Fidget spinners have become the desire of kids of all ages across the United States, inundating checkout lanes and mall kiosks. Having started as a simple contraption, they are now being sold in light-up and singing versions and come in all shapes and sizes.
What I Love About the Craze
Before the beginning of the current fidget spinner craze and the smaller trend of fidget cubes which preceded it, the term “fidget” as a noun was not well known outside of circles of therapists and parents of children with special needs. As a matter of fact, just months ago our volunteers discussed holding a fidget drive to collect fidgets to give to foster and adoptive families, but they struggled with how to express succinctly what they would be collecting. The fidget spinner and fidget cube have both also normalized the use of fidgets somewhat, making children who need these tools feel less odd for using something their classmates do not.
So What Is a Fidget Exactly and Who Do They Help?
To fidget, as defined by Dictionary.com, means to move about restlessly, nervously, or impatiently. Fidgeting is very common among children with ADD/ADHD (attention deficit disorder and attention deficit hyperactivity disorder), autism, anxiety, mood regulation disorders, and trauma.
Children who are in foster care, who have been adopted, or who have special needs often lack the ability to calm, or self-soothe, themselves, and it’s our job as their life coaches to teach them these skills and also to come alongside and calm them until they learn to do it themselves. Kids with any of the aforementioned difficulties need sensory activities to help them calm down. Engaging the senses and providing motor activities in different ways produces calming effects, reducing stress and anxiety and helping the brain and senses organize themselves and increasing attention. Fidgets are objects that provide sensory input and motor activity that produce calming effects for their users, they increase attention, and they allow users to better filter sensory input.
“Fidgets are objects that provide sensory input and motor activity that produce calming effects for their users, they increase attention, and they allow users to better filter sensory input.”
Are Fidget Spinners True Fidgets?
In our travels, we have encountered teacher after teacher who loathes fidget spinners. These fidgets have sparked controversy and begun to be banned in schools several states. Good fidgets provide a sensory experience for their users without distracting them or others around them. Fidget spinners are visually distracting to those using them and to others who can see them. One teacher talked about children who do not need fidgets playing with them in her classroom and about students spinning them on their nose. Additionally, fidget spinners do not provide much gross motor engagement or tactile stimulation. While research has not been done to test out this new fad, the general consensus among scientists, therapists, teachers, and parents seems to be that fidget spinners are toys and NOT true fidgets.

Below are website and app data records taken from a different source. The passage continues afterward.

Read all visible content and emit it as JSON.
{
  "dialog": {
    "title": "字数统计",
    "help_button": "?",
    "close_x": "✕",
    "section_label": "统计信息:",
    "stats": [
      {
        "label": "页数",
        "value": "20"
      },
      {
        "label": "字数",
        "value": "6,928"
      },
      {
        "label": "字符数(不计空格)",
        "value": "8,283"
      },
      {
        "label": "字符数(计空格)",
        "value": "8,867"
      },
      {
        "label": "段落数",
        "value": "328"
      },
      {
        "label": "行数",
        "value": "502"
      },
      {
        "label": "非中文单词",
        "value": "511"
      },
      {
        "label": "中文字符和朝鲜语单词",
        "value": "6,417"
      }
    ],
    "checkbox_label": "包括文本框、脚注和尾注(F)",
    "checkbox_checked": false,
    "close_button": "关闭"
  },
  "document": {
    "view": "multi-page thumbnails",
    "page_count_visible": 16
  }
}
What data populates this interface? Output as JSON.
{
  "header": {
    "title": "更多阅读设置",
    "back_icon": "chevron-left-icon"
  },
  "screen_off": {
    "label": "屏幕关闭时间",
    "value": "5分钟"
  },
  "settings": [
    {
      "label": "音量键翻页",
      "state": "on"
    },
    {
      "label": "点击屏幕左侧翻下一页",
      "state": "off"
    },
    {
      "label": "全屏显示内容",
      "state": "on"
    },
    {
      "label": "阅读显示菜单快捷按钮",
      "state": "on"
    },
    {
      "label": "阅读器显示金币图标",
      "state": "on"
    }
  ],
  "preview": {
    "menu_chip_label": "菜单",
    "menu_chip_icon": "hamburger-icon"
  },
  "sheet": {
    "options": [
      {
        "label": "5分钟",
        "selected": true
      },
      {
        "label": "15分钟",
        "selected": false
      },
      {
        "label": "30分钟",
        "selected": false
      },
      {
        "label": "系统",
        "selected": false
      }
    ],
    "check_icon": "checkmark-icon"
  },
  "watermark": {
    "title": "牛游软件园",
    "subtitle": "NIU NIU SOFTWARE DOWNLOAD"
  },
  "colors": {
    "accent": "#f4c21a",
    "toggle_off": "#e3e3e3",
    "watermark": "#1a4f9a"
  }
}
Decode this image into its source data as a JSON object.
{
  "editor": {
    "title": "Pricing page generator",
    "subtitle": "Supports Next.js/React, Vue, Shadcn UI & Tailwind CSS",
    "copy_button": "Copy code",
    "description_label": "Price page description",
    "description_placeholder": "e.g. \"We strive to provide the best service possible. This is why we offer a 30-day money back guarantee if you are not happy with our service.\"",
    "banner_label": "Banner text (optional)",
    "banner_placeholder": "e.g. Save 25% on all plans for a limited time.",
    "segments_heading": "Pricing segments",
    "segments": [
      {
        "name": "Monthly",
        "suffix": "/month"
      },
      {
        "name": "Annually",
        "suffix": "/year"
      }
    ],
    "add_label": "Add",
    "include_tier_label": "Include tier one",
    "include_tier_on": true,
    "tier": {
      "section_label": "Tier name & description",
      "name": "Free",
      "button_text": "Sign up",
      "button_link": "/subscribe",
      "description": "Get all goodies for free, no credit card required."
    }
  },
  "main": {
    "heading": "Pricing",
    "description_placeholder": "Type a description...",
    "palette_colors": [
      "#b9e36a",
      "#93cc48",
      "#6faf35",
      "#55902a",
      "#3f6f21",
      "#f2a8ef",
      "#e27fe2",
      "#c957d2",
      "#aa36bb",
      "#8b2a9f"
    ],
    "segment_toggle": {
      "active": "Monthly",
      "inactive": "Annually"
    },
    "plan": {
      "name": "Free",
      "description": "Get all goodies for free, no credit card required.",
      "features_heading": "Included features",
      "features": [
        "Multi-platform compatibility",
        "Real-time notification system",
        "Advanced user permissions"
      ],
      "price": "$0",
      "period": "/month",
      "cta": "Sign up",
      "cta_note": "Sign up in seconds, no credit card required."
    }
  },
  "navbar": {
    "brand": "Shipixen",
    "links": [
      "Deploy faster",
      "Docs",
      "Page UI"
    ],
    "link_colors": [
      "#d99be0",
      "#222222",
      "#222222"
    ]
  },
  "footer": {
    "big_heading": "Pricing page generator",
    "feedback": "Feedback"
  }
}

How Can You Help Your Child?
Every child is different, so we recommend you experiment with what types of motor activities and sensory experiences help your child to be calm and attentive. Check out our blogs—”The Best Fidgets for Surviving Amusement Parks with Kids” and “Calm Down Boxes for Foster, Adoptive and Special Needs Homes“—for ideas!